How the First World War affected Halifax

First World War Heritage Society, David Millichope, Alan Rhodes and Rob Hamilton.
First World War Heritage Society, David Millichope, Alan Rhodes and Rob Hamilton.

It was in their own words a quite daunting task sifting through four years of Couriers to piece together pivotal moments from the Great War as they affected Halifax.

“When we first went into the Central Library, all we could see was a sea of print,” admits former teacher David Millichope, one of the chief architects of a quite amazing project by the Halifax Great War Heritage Society which from July 4 they will share with the 21st century Courier.

Each week, throughout the centenary of the 1914-1918 conflict, David, of Hipperholme, and his colleagues Alan Rhodes, a retired civil servant from Boothtown, Rob Hamilton, a retired fireman from Greetland and retired teacher Elaine Beach, of Barkisland, will pick out stories making the headlines in the Courier of 100 years ago and explain their significance to give people greater understanding of what was happening in the town during that life-changing period of history.

I met with David, Alan and Rob at the Society HQ in Boothtown to discuss what had been their motivation and how, from an original idea to mark the centenary by setting up a number of walking trails concerned with the Great War (the first Walking Trail pamphlet will be released at the opening of the Bankfield Museum exhibition), this section of the Heritage Society branched out on a vast project that will keep them busy for years to come.

For this project, however, the group concerned itself more with the effect of the war as reflected in Halifax, rather than what was happening in the trenches of Northern France.

“Our focus was always on the home front and how events affected the local communities,” says Alan whose interest in the Great War began when he gave a speech on Royal Navy Dreadnought battleships to his school’s history society.

“As a manufacturing town Halifax was hugely involved in the war effort. Everybody was involved and it took over people’s lives in an astronomical way,” says David.

Adds Rob: “There was an attitude that we are in it, so we are in it to win it. It was also a huge period of change, a time when suddenly there was much more government involvement in people’s lives.

“The first licensing laws were introduced, for instance, there were food shortages to cope with and no NHS.

“There were staggering displays of solidarity which come through in the newspaper articles. Communities looked after their own - especially when casualties started mounting,” he says (it is believed as many as 5000 men from Halifax perished).

“However due to this solidarity there appeared to be very little destitution despite families suddenly being plunged into poverty because the bread winner had been sent off to war on a shilling a day.”

One interesting fact the group uncovered was the leading role the Courier played in support activities for the town. The paper set up a Courier Comforts Fund which organised parcels for wounded soldiers in hospitals, soldiers at the front and prinsoners of war.

“It appears this was one of the most successful schemes of its kind in the country. The Courier certainly played its part in the whole story,” says David .

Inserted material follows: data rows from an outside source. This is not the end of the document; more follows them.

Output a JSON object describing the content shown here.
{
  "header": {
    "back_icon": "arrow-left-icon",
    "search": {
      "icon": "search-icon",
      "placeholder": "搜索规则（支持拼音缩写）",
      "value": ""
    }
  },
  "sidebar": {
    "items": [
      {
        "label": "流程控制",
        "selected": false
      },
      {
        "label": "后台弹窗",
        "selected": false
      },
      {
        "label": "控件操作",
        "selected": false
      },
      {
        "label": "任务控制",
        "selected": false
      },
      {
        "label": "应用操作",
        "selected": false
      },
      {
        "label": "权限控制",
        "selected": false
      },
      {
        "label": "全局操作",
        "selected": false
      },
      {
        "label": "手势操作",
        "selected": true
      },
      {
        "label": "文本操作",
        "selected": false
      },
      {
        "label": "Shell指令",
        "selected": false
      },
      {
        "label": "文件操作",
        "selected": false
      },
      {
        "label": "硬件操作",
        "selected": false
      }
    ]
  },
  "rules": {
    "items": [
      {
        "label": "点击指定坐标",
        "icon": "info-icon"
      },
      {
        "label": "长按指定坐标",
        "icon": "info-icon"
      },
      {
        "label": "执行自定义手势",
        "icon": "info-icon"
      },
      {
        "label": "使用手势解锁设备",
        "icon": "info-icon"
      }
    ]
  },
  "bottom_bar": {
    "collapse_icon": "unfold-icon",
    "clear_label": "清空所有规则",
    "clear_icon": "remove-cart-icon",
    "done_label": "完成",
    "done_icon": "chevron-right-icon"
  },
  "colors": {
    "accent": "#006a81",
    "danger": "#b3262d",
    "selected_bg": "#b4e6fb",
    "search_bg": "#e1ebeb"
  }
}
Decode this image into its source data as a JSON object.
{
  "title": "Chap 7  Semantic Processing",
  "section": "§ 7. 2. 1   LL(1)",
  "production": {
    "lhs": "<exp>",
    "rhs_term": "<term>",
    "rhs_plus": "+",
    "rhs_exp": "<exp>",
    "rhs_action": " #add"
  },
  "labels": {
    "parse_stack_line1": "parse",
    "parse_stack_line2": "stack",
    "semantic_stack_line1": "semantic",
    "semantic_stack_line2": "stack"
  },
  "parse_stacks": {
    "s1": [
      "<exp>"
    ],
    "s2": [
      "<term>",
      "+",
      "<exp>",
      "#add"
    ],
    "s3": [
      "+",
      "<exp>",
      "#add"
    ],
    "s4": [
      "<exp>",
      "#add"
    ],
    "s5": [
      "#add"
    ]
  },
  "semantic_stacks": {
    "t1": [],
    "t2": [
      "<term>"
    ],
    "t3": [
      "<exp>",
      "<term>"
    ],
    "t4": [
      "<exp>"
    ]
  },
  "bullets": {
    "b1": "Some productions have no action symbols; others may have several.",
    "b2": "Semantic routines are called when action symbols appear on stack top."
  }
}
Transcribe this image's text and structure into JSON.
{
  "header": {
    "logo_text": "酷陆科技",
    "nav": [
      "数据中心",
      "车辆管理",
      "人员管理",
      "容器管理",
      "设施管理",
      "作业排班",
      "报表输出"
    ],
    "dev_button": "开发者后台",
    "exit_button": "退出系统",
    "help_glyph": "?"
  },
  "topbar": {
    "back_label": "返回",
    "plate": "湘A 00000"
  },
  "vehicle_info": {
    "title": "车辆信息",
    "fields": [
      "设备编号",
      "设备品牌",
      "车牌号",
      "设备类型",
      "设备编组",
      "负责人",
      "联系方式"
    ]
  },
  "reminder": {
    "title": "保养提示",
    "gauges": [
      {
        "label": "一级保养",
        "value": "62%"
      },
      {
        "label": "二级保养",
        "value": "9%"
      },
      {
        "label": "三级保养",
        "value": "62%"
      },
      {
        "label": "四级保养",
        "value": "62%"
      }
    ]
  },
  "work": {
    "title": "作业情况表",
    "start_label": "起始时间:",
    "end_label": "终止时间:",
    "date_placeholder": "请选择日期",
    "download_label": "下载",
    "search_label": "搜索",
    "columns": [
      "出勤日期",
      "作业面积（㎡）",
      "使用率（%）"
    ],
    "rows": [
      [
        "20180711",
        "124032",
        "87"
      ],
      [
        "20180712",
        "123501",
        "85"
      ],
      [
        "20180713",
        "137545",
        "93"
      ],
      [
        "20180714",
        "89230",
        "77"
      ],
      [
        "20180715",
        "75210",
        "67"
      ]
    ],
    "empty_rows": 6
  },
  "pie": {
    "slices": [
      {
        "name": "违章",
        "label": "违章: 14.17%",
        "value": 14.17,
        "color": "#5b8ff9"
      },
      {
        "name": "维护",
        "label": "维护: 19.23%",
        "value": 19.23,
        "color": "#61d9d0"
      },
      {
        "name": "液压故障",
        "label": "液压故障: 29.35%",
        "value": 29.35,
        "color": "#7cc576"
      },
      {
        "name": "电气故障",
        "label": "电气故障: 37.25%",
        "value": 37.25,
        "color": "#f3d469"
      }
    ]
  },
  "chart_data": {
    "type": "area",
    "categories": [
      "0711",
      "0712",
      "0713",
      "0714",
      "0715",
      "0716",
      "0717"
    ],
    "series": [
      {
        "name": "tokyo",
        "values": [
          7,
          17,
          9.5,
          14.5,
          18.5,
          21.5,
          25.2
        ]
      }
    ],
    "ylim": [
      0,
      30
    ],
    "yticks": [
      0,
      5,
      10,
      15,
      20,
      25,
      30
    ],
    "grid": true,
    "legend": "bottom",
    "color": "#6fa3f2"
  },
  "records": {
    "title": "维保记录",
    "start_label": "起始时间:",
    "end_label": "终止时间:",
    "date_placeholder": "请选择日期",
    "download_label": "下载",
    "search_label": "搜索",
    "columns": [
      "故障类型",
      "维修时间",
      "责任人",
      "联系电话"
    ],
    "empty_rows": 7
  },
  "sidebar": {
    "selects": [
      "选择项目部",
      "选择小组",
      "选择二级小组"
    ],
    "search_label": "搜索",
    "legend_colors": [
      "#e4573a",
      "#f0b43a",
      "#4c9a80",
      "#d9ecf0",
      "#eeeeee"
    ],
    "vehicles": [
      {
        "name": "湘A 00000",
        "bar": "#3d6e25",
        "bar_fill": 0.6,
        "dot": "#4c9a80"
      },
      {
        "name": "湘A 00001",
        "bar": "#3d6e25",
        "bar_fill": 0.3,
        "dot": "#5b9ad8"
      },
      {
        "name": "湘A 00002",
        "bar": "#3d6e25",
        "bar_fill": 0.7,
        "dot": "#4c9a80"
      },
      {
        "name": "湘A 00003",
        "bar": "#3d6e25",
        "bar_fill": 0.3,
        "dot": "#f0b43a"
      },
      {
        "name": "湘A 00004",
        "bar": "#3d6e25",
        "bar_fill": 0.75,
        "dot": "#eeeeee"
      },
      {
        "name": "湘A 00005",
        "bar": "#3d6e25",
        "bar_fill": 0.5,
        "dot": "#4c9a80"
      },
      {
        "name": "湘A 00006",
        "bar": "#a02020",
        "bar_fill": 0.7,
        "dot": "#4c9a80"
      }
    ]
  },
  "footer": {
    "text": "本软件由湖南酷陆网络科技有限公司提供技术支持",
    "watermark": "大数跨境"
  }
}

Interestingly all three share one common belief that through a process of misinformation, perpetuated and exacerbated in recent times by shows like Blackadder, a whole generation now imagines the Great War as one run by incompetents who mindlessly presided over the slaughter of millions of men.

All three take an opposing view of this similar to that of former British soldier, historical writer and broadcaster Gordon Corrigan propounded in his book Mud, Blood and Poppycock.

“When you weigh it all up you begin to realise that all those myths about stupid generals and it all being a waste of time was simply not true,” says David.

“In fact we were a far more impressive outfit in the First World War than we were in the 1939-45 conflict.”

One thing is for certain, the implications of losing, which came close to happening on more than one occasion, would have had unimaginable consequences. It would have changed the whole course of history.

lThe Society is grateful to Calderdale Libraries and Information Service, Calderdale Museums Service and Pennine Horizons for support, advice, resources and generous use of premises and is appreciative of the financial assistance it has received from Calderdale Small Grants Scheme and the Bearder Charity.

lJuly 4: The Halifax Great War Heritage Society series begins. On June 28, 1914, the Courier, like the rest of the World’s media, learned of the assassination of Archduke Franz Ferdinand of Austria.

lNEXT WEEK: Don’t miss the final eight page pullout of our First World War series.